In an intriguing twist, traditional trade (TT) retailers are outpacing the dominant modern trade (MT) sector in terms of growth. This shift can be attributed to changing consumer purchasing habits, which are influenced by lower disposable income and changing preferences.
NielsenIQ (NIQ) South Africa’s recent insights, released on Monday, provide a comprehensive assessment of sales performance across 17,000 stores in the fast-moving consumer goods (FMCG) industry. According to NIQ SA, the traditional trade sector, which includes non-branded superettes and spaza shops, grew by an impressive 23.6% in the year ending June 2023. This equated to an annual expenditure of R187 billion, a significant increase over the previous year’s R151 billion.
In comparison, the modern trade sector grew by 14.7% during the same time period.
“Independent retailers have successfully commanded a substantial share of the market and now account for R27.40 of every R100 in FMCG sales,” says Gareth Paterson, NIQ SA’s market leader. This reflects changing consumer preferences as well as the long-term impact of Covid-19 hard lockdowns on spending patterns.”
One of the key reasons for independent retailers’ success is their intimate understanding of local consumers, which gives them a competitive advantage over their modern trade counterparts. These informal retailers can respond quickly to consumers’ immediate basket needs and adapt their product offerings to meet demand.
Furthermore, NIQ SA emphasises that by embracing route-to-market strategies, independent retailers have capitalised on manufacturers’ pursuit of profitability. This optimisation has resulted in significant cost savings for independents by streamlining their supply chain.
Modern trade retailers, on the other hand, face difficulties competing for consumer spending due to rising operational costs caused by unprecedented load shedding. This barrier makes it difficult for them to compete with independent retailers who can offer lower prices. According to NIQ SA, over half of the top 200 food and beverage items became more affordable in the traditional trade sector during the fourth quarter of 2022.
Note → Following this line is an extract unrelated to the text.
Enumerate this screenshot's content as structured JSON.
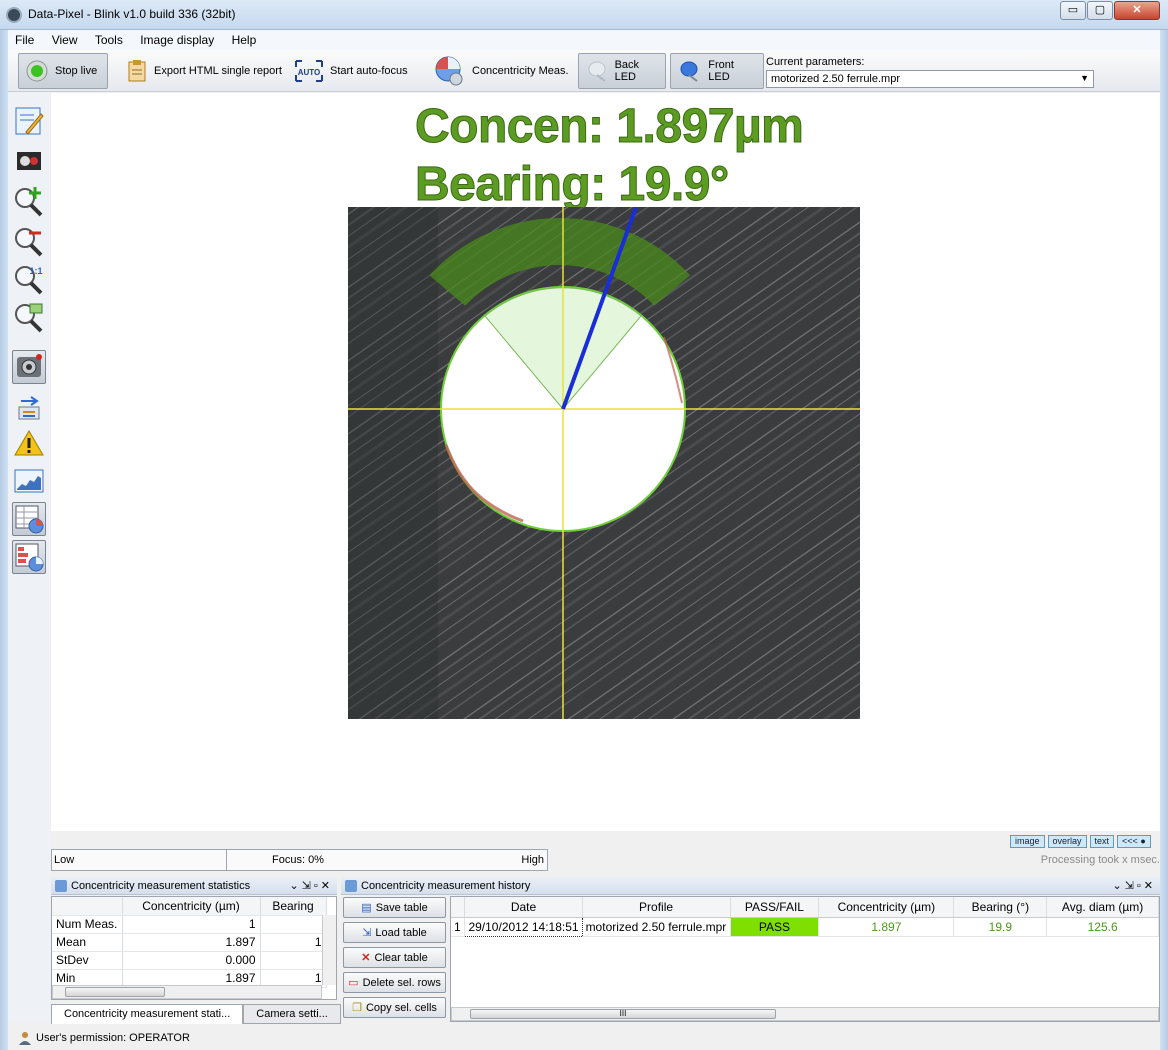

Even during major promotional events such as Black Friday and December 2022, prices in both modern and traditional trade have converged, with the latter consistently offering lower prices even when no promotions are in place. This pricing trend demonstrates traditional trade outlets’ inherent agility, allowing them to quickly adapt to consumer demands by adjusting their stock based on consumer preferences. The importance of this consumer-centric approach is emphasised by reth Paterson, who states, “This responsiveness to consumers’ needs has become a key factor driving its growth.”
Recent developments, such as JSE-listed food manufacturer Tiger Brands’ strategy aimed at the informal retail sector, demonstrate the growing recognition of this sector’s potential. NIQ SA believes that manufacturers must continue to engage with the thriving informal sector in order to understand consumers’ basket needs and devise appropriate solutions in order to maintain their industry relevance.
Paterson emphasises the importance of brands strategically focusing on traditional trade sectors in order to remain competitive and ensure long-term growth. As this trend gains traction, businesses that align with consumer needs while leveraging the agility of traditional trade outlets will thrive in this changing market landscape.